What the task requires: Copy out, from the entries below, each line that holds the string "controls".

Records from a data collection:
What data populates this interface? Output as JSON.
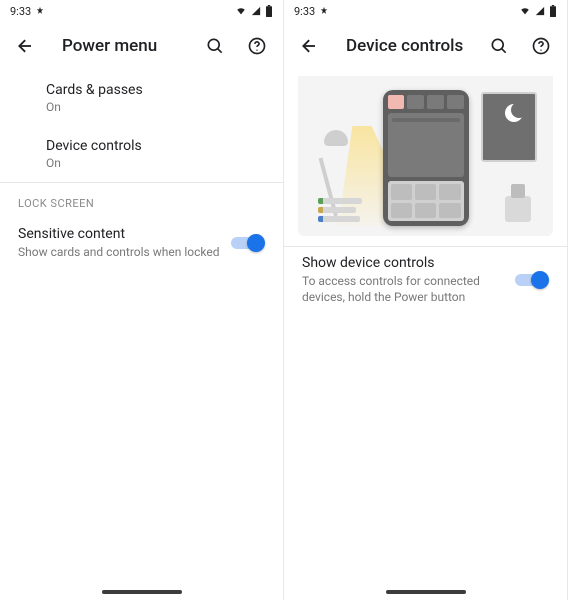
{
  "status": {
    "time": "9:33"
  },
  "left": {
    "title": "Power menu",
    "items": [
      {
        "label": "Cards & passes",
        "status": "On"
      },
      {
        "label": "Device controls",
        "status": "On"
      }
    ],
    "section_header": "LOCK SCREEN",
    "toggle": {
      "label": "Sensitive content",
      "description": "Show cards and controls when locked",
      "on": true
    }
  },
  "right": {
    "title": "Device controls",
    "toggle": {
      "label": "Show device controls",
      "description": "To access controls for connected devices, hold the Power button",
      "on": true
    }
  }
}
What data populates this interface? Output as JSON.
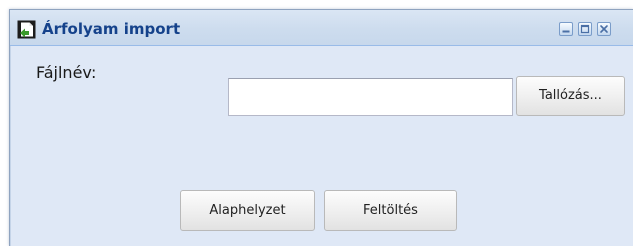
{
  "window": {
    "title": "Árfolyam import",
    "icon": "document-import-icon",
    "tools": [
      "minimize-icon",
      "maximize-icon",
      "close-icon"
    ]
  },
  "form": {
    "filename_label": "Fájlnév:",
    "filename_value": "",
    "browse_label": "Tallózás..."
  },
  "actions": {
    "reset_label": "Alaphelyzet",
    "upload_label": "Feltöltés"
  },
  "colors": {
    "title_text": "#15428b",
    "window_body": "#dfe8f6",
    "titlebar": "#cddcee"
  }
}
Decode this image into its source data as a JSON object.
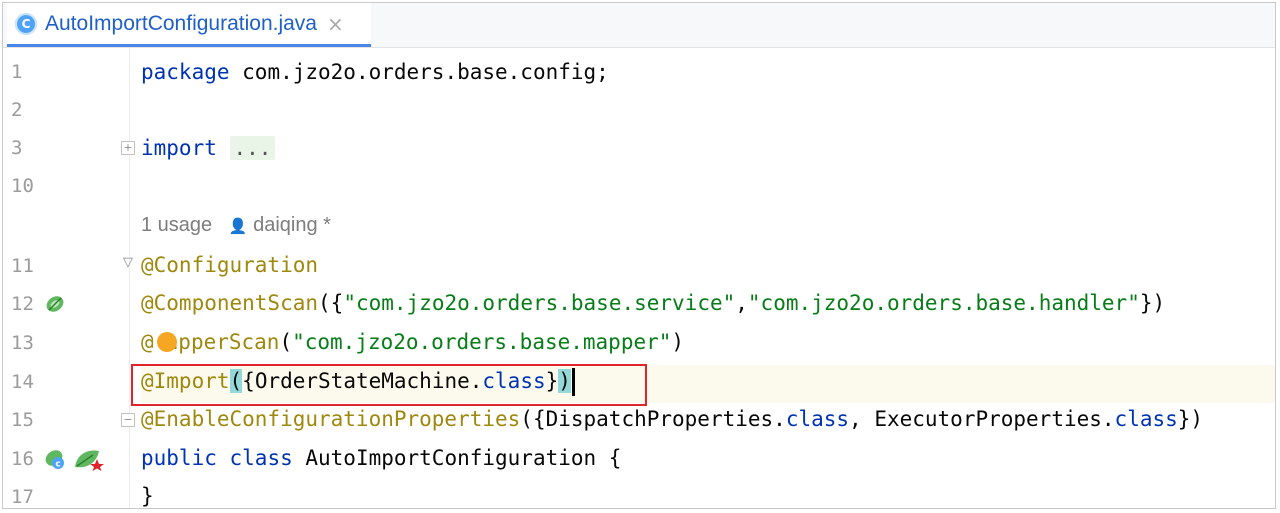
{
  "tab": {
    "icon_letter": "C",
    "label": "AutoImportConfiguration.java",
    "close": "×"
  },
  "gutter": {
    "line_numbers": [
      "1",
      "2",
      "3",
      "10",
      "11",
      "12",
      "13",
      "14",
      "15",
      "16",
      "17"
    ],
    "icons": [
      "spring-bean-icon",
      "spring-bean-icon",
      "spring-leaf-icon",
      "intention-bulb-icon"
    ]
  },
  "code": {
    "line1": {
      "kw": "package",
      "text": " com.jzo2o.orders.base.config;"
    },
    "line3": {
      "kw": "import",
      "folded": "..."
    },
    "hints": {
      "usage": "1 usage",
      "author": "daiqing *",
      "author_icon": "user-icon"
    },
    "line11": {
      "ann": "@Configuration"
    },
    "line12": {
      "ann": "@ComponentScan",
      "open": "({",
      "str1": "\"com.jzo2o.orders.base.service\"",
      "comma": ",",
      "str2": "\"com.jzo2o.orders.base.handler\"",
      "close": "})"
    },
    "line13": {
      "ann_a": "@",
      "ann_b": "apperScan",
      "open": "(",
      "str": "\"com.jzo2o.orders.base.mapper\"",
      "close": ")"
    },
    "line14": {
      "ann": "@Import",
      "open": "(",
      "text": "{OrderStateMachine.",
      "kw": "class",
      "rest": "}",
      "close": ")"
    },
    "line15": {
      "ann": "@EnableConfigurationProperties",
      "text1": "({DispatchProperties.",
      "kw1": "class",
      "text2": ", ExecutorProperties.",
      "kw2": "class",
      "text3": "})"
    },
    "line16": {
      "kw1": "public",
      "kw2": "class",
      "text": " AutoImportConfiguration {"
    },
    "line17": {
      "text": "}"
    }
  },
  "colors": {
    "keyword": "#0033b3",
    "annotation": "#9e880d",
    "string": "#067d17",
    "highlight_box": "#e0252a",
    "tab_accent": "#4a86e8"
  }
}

Task answer:
        "label": "Device controls",
      "description": "Show cards and controls when locked",
    "title": "Device controls",
      "label": "Show device controls",
      "description": "To access controls for connected devices, hold the Power button",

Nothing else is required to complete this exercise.